Providence’s new linear park, named for East Bay Bike Path founder George Redman (“Not a politician,” quoth Greater City Providence), opened in time for yesterday’s July Fourth fireworks. We drove to East Providence over the Washington Bridge, built in 1931, parked and walked back over its splendidly renovated pedestrian/bike span with our friends Dan and Shoko Gordon, whose daughter Caroline is buddies with our boy Billy, to view the fireworks and listen to the ever-lovely Rhode Island Philharmonic.
This new bridge park is a brilliant piece of work. The original bridge over the Seekonk (which merges with the Providence to form the peninsula of the capital city’s East Side) had a bike and pedestrian path so narrow that you had to duck into the occasional bay if someone was coming from the other direction. Now, its bike path is separate from its pedestrian path. The whole is lined with elegant wrought-iron railings and beautiful period lampposts. There are elegant classical buttresses marking the way. The small buildings that once housed machinery to draw open the center of the bridge have been cleaned off and lovingly restored. With its beauty and its splendid views, the bridge, which had been closed for the work since 2012, is a wonderful experience to cross.
Joan Slafsky says this new linear park is Providence’s High Line!
If the proposed pedestrian bridge over the Providence River had been designed likewise with beauty in mind, it would probably be built by now.
Rhode Island’s Department of Transportation has recently been criticized for how many of its bridges are in disrepair. But so far none has fallen! I think RIDOT also needs to be celebrated for its mammoth achievements over the past 40 years. It has buried Amtrak’s rails under the State House lawn, moved and opened downtown rivers long ignored, lined these rivers with walkways, built traditional arched bridges along the way that replaced the so-called “widest bridge in the world” (Guinness) – which looked like a huge sewer cover – and restored the state’s reputation for beautiful spans, then RIDOT relocated Route 195 to the far side of the Hurricane Barrier, opening an entire new development district for the city’s growth while also reknitting sections of downtown severed by the highway, and then finally it ran the new highway over another beautiful bridge – which should be named for the designer-in-chief of this excellent work, Bill Warner.
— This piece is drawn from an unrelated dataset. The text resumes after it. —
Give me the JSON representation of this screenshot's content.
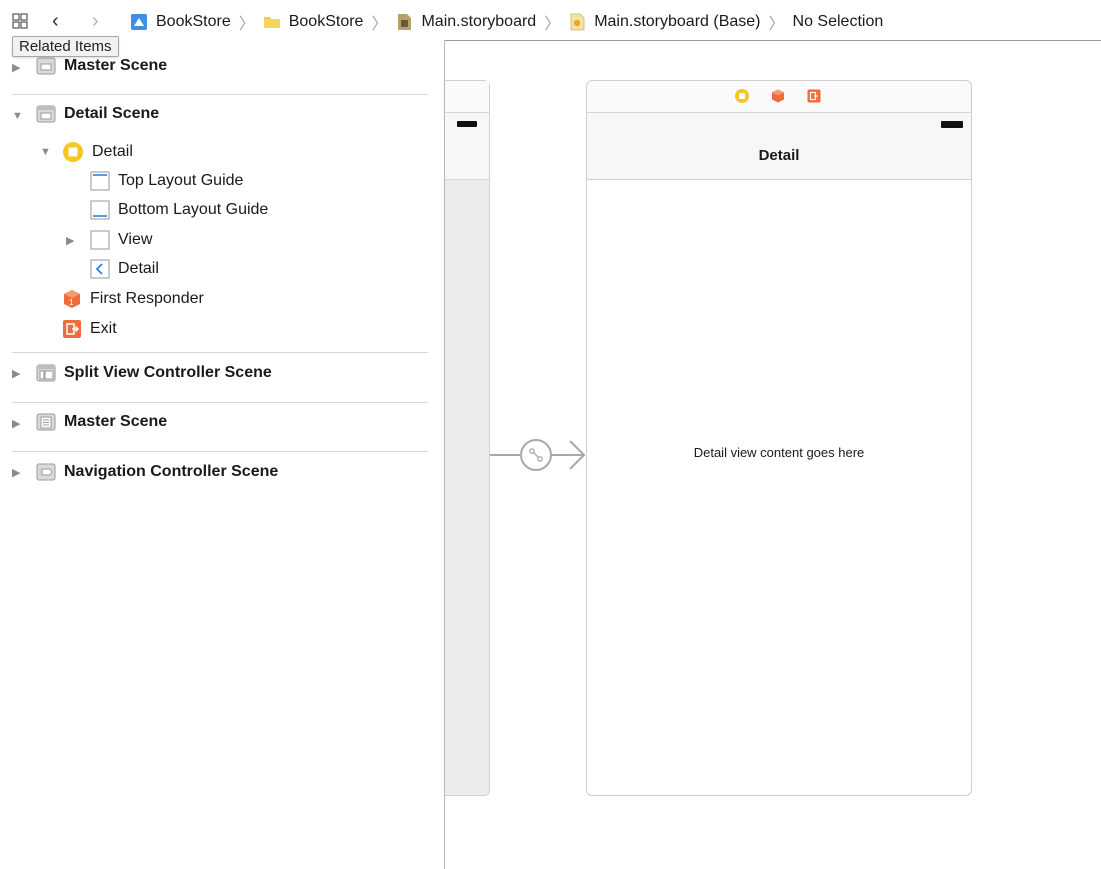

The result of all this new “transportation” infrastructure, topped by the George Redman Linear Park, has increased the quality of life for every Rhode Islander. Let’s give RIDOT credit for that. They have done a beautiful job. The pictures of the new span below could be augmented by many hundreds of other shots I’ve taken over the years of the city’s new waterfront, almost all of it traditional in its design. It has beautified beyond all desserts our little, often ridiculously corrupt, corner of world.